One big trade can make a season, and the lack of one can break a season. A good trade can turn a team stuck in baseball’s limbo into a serious contender overnight. Yoenis Cespedes transformed the Mets in the blink of an eye when he was acquired during the 2015 trade deadline, propelling the Mets to a World Series appearance. Although Yo’s case was an exception, there were a number of big name bats and arms who would have strengthened the Cards’ case for a spot in October baseball. But no big trade was made, while many of the other teams in contention for the wild card made big moves.
A big inning fueled by a Yadier Molina error...don't say that too often - Ray Woodson (@RayWoodson680) September 17, 2016 We all knew this day would come. There are three things that are certain in this world: death, taxes and the slow decline of catchers after serving in the big leagues for more than 10 years.
The Marlins improved their starting rotation by acquiring Andrew Cashner from the Padres. The Dodgers improved both their rotation and their lineup by acquiring Rich Hill and Josh Reddick from the A’s. And the Mets improved their offense by acquiring Jay Bruce, who was leading the NL is RBI’s at the time, from the Reds. These contenders made moves to push themselves ahead of the pack. These contenders filled their holes and addressed their problems. They viewed themselves as a team worthy of losing a few prospects to gain a few more wins in the hunt for October. They made moves to escape limbo. Meanwhile, the Cardinals near-silently let the trade deadline pass.
Although, as explained before, the trade for Zach Duke has been successful, here is the trade that I would have liked to have seen:
Acquiring Eduardo Núñez: Núñez was sent from the Twins to the Giants in exchange for Adalberto Mejia, a pitching prospect who had spent most of this year between AA and AAA. At AA he excelled, but AAA was a little shakier- he posted a 4.20 ERA over 7 starts with the Giants AAA affiliate. Núñez, on the other hand, was voted into his first All Star Game this season. As a Twin in 2016, Núñez hit .296 with 12 home runs, 15 doubles, and 27 stolen bases in 96 games.
One of Núñez's greatest assets is his versatility, having the ability to play shortstop, third, or second base. With the Cardinals musical-chair style infield this season between Carpenter, Wong, Diaz, Peralta, Gyorko, Garcia, and Moss, Núñez could have taken over third base for the Cards. Between Peralta's injury-plagued and underperforming season, an All-Star player in Núñez would have been perfect to lock down the infield. Although 2016 is his last year on his current rookie contract, he doesn't hit free agency until 2018 and can be resigned by the Cardinals through arbitration for the 2017 season.

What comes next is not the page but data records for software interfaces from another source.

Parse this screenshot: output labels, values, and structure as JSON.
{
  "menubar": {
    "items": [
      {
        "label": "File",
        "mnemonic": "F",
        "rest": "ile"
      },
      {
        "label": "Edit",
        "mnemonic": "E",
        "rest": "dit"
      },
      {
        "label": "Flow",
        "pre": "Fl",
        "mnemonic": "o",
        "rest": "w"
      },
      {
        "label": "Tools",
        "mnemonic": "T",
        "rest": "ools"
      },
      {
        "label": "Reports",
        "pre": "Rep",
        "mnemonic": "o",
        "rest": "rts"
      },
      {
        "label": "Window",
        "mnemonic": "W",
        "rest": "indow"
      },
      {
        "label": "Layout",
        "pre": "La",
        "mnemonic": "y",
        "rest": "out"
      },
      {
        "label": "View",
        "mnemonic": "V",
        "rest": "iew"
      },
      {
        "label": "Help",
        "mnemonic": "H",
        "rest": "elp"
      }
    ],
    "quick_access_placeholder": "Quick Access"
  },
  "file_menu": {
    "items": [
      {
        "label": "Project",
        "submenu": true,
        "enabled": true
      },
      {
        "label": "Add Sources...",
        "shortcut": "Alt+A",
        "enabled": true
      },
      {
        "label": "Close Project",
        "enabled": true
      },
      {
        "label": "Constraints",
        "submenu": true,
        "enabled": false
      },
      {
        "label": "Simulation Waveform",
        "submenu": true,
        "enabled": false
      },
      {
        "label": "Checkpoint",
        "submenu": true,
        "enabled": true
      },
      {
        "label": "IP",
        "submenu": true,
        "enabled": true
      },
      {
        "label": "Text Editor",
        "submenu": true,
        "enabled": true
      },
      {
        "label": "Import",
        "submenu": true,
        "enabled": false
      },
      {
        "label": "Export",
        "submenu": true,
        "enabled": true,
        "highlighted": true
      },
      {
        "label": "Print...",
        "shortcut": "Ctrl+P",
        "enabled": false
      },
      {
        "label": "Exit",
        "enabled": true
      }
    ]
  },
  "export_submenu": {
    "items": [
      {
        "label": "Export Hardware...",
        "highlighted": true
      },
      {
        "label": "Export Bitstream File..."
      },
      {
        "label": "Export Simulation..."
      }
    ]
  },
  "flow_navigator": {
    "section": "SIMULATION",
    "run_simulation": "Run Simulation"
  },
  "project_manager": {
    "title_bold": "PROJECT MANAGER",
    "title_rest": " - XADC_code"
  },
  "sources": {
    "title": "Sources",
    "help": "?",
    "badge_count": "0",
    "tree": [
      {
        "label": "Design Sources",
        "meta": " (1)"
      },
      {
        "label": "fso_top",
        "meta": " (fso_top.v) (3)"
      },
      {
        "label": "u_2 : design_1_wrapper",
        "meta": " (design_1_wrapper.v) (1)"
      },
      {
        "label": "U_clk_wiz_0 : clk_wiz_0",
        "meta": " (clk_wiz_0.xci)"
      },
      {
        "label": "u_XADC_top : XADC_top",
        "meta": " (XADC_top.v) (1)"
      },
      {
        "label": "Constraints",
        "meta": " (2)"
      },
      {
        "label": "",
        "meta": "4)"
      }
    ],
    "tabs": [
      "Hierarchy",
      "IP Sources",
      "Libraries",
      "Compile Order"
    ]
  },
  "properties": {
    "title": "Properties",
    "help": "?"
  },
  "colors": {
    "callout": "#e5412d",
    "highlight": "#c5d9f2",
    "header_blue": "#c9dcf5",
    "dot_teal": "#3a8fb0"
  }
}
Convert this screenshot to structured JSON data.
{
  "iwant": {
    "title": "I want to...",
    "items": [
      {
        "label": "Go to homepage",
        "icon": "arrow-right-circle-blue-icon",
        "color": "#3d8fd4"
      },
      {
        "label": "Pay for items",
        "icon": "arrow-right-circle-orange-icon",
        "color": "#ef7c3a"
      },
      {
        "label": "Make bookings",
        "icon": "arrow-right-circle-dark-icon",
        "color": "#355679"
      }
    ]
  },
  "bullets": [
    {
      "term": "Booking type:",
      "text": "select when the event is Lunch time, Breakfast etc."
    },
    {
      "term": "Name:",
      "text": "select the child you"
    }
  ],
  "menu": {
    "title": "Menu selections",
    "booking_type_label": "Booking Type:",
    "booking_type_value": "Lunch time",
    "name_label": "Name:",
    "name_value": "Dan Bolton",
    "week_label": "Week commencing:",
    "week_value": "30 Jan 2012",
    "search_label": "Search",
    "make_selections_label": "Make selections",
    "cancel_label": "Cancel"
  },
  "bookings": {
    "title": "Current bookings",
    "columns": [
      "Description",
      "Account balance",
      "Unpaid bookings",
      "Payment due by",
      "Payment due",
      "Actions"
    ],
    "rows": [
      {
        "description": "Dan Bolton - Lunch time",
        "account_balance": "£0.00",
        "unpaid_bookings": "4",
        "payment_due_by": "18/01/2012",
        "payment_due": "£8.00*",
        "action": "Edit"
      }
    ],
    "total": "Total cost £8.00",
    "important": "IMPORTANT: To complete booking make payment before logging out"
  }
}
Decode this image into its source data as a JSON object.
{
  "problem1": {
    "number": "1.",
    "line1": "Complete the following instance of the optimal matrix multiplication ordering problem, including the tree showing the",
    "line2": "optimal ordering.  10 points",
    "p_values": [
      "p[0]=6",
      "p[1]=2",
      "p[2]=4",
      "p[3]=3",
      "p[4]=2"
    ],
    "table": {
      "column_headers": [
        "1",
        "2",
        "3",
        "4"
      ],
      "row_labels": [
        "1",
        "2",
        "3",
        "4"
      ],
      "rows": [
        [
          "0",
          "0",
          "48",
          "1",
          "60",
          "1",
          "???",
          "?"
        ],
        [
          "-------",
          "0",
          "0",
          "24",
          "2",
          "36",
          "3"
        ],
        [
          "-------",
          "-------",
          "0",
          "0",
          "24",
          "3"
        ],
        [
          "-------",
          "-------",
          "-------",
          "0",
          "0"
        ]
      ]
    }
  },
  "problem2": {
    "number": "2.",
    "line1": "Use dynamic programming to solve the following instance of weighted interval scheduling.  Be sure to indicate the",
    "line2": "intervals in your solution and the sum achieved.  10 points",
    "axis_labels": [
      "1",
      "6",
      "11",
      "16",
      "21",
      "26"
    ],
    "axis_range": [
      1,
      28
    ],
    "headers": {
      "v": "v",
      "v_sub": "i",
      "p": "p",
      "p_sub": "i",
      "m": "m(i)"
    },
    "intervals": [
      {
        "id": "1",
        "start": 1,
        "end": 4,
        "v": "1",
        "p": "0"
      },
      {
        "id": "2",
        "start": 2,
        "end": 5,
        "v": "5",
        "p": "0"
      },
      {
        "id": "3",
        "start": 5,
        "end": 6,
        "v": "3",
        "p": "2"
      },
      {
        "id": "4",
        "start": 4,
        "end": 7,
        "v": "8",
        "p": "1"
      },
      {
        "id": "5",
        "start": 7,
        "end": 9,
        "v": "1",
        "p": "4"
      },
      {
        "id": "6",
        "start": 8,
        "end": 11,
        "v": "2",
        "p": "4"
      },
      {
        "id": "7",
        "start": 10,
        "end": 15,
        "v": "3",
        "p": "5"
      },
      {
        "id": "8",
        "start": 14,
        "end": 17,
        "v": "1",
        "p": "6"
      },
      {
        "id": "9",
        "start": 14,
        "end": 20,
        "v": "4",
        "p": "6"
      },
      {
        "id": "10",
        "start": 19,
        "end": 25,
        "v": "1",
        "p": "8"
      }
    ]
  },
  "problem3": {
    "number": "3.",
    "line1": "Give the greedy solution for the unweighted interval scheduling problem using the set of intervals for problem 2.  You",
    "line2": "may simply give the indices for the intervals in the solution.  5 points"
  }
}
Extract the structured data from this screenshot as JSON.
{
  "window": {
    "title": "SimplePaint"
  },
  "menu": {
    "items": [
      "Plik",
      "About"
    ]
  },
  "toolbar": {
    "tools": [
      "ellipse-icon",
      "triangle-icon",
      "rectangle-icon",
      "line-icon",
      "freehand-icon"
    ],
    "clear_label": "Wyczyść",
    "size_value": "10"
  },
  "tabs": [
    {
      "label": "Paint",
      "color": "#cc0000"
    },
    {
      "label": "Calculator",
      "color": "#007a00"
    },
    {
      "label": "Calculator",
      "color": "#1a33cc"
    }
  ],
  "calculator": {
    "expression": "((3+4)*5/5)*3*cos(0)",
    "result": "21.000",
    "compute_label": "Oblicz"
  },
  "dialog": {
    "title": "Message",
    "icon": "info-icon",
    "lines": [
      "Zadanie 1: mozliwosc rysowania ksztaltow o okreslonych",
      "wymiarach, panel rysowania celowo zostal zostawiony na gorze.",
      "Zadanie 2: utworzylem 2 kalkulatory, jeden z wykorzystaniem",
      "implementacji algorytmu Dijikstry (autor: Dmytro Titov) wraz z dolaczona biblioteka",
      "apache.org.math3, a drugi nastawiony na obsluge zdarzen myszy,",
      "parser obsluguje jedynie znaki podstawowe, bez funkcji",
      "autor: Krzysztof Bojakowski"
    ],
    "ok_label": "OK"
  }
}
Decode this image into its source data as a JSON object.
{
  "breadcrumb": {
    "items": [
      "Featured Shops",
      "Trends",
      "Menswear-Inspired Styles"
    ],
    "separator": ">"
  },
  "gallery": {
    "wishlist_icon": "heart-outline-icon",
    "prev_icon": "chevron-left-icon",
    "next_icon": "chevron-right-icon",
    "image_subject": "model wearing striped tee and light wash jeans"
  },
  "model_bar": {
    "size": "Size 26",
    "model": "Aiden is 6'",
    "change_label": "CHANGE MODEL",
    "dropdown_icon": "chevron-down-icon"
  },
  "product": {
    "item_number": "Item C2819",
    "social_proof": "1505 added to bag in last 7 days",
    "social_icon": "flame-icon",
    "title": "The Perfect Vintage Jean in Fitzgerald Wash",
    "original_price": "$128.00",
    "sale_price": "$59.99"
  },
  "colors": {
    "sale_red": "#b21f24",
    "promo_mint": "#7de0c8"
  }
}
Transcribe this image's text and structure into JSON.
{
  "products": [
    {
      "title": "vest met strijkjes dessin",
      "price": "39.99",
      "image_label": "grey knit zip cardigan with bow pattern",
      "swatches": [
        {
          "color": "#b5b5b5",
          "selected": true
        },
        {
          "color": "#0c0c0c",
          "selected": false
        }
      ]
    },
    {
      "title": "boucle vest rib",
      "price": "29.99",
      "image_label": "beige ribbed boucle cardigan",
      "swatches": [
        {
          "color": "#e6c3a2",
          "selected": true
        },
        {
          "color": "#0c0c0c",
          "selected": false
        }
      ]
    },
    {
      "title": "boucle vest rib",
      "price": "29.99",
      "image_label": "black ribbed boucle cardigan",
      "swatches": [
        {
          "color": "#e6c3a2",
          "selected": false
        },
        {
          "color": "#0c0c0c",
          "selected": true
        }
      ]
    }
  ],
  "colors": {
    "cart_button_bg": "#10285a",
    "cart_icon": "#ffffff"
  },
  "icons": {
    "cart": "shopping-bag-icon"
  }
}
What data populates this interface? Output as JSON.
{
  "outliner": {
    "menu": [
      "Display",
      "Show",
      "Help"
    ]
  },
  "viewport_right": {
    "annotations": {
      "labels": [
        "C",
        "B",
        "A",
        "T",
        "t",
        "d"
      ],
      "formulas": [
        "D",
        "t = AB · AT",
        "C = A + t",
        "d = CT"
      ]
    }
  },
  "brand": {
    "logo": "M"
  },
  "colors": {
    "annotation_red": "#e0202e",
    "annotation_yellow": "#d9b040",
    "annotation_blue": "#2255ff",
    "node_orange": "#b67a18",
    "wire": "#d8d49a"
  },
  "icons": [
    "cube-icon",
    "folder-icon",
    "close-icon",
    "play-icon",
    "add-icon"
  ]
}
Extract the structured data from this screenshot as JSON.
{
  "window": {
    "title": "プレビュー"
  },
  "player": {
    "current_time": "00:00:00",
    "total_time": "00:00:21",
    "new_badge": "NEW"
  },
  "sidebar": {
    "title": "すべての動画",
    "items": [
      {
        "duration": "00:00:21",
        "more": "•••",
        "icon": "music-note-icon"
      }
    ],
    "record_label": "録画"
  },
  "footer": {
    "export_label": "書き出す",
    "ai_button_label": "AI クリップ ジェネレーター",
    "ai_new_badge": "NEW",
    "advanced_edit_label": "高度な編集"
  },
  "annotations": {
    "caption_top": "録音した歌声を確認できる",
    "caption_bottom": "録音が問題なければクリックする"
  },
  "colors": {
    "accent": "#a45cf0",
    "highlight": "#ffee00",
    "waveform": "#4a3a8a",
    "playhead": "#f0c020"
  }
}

Making the playoffs after being a buyer at the trade deadline shows how by making a few moves you can make a winning team. Missing the playoffs while being a seller shows how you can capitalize on a failed season to poise a team for a better run the following year. But barely missing the playoffs without making moves leaves you filled with regret, and this is a very real possibility for the Cardinals in 2016.
If the Cardinals had pursued Eduardo Núñez, they would have went from hanging-on to leading the pack of those hungry for a wild card birth. I hope that they can still clinch a spot in the playoffs, but don't be surprised if next season the Cardinals learn from this years mistake and make some bigger moves at the trade deadline.
It's been wonderful. I remember I was at work when he called and told me that he was getting traded to St. Louis. I actually work with quite a bit of people who are from the St. Louis area and they are all Cardinals fan, so they were pretty excited.